Most importantly, do not judge them. Many people are likely to call them out as selfish—which is the worst thing anyone could say. It’s likely they will see their choice in the exact opposite way; that not bringing another person into an overcrowded planet—just because they’re supposed to—is doing something noble.
Above all else, don’t make childless friends feel guilty for choosing not to have kids—and don’t try to change their minds. You don’t have to agree with them, but you do have to respect them.
Phrases like “You’ll change your mind one day” and “You don’t know what you’re missing” are only going to drive your friends away. You know how annoying it is when someone tries to convince you about religion, or a fad diet or TV show? Yeah, it’s the same thing—just on a much grander, division-inducing scale.
Put yourself in their shoes. You probably felt a little isolated from your friends soon after having a child. Remember how the pandemonium of the new baby went away and the reality of the task took over? How people suddenly stopped visiting and the messages dried up? It was the age-old problem of being the odd one out.
Well, as friendship groups get older, that’s what happens to the ones not having kids. Suddenly, they’re the exception to the rule and can be easily forgotten in the rush of parental life. You can stop that from happening.
Baby, it’s cold outside
That’s exactly how it can feel when you’re the one person without the baby. So, if you have friends who have made the choice not to have any, all you really have to do is keep being a friend. If they’re important to you, then you will already know that—and so will they.
If they see that you want to be a part of their world, they will want to be a part of yours—and your kids’ lives too!
The other great thing? The more friends you have without kids, the more in touch you can stay with the cool stuff. They’ll be all clued up about the latest and greatest bars, clubs and restaurants. You’ll then know where to go with them when you need to escape for a little bit of sanity.
Do you have friends who have chosen not to have kids? Let us know how you’ve kept them in your life in the comment section below.
Also, keep an eye out next week for our interview with some real women who have chosen to not have kids!
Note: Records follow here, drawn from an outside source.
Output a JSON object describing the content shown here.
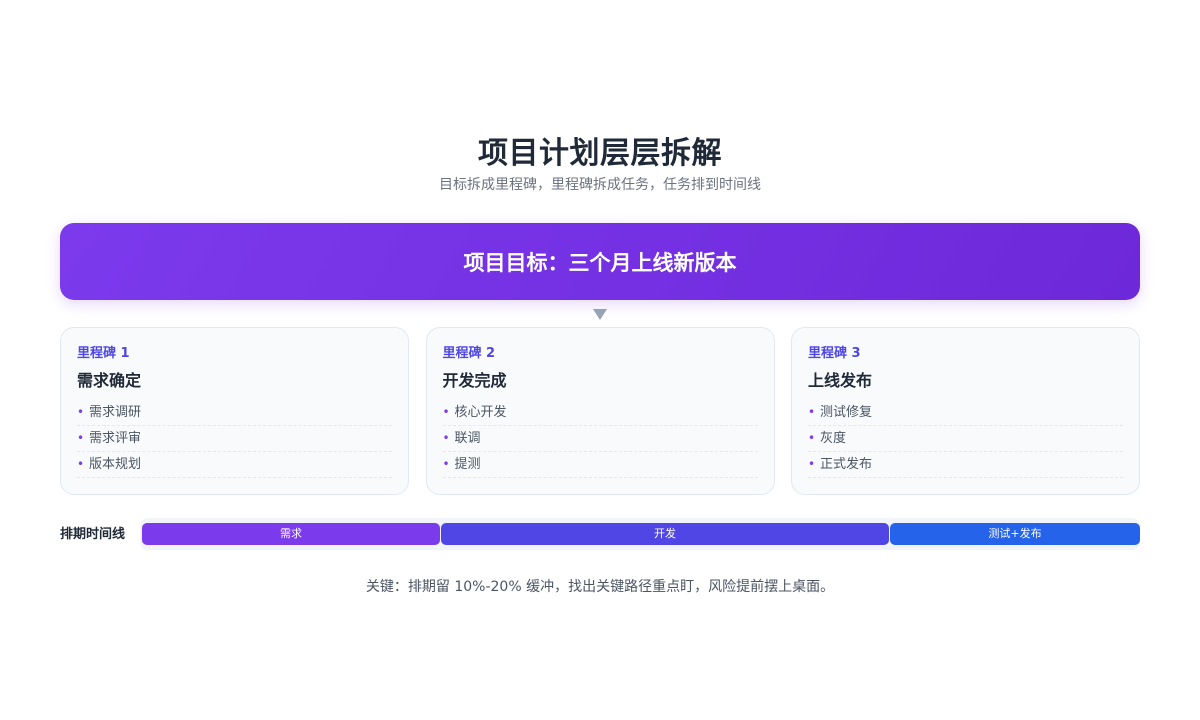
{
  "header": {
    "title": "项目计划层层拆解",
    "subtitle": "目标拆成里程碑，里程碑拆成任务，任务排到时间线"
  },
  "goal": {
    "text": "项目目标：三个月上线新版本"
  },
  "milestones": [
    {
      "label": "里程碑 1",
      "title": "需求确定",
      "tasks": [
        "需求调研",
        "需求评审",
        "版本规划"
      ]
    },
    {
      "label": "里程碑 2",
      "title": "开发完成",
      "tasks": [
        "核心开发",
        "联调",
        "提测"
      ]
    },
    {
      "label": "里程碑 3",
      "title": "上线发布",
      "tasks": [
        "测试修复",
        "灰度",
        "正式发布"
      ]
    }
  ],
  "timeline": {
    "label": "排期时间线",
    "segments": [
      {
        "label": "需求",
        "share": 0.3,
        "color": "#7c3aed"
      },
      {
        "label": "开发",
        "share": 0.45,
        "color": "#4f46e5"
      },
      {
        "label": "测试+发布",
        "share": 0.25,
        "color": "#2563eb"
      }
    ]
  },
  "note": "关键：排期留 10%-20% 缓冲，找出关键路径重点盯，风险提前摆上桌面。",
  "colors": {
    "accent": "#7c3aed",
    "goal_gradient_end": "#6d28d9",
    "milestone_label": "#4f46e5"
  }
}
And if you need some renewed motivation as to why you’re doing a great job as a parent, check out our article Twelve Ways That Parents are the Ultimate Superheroes.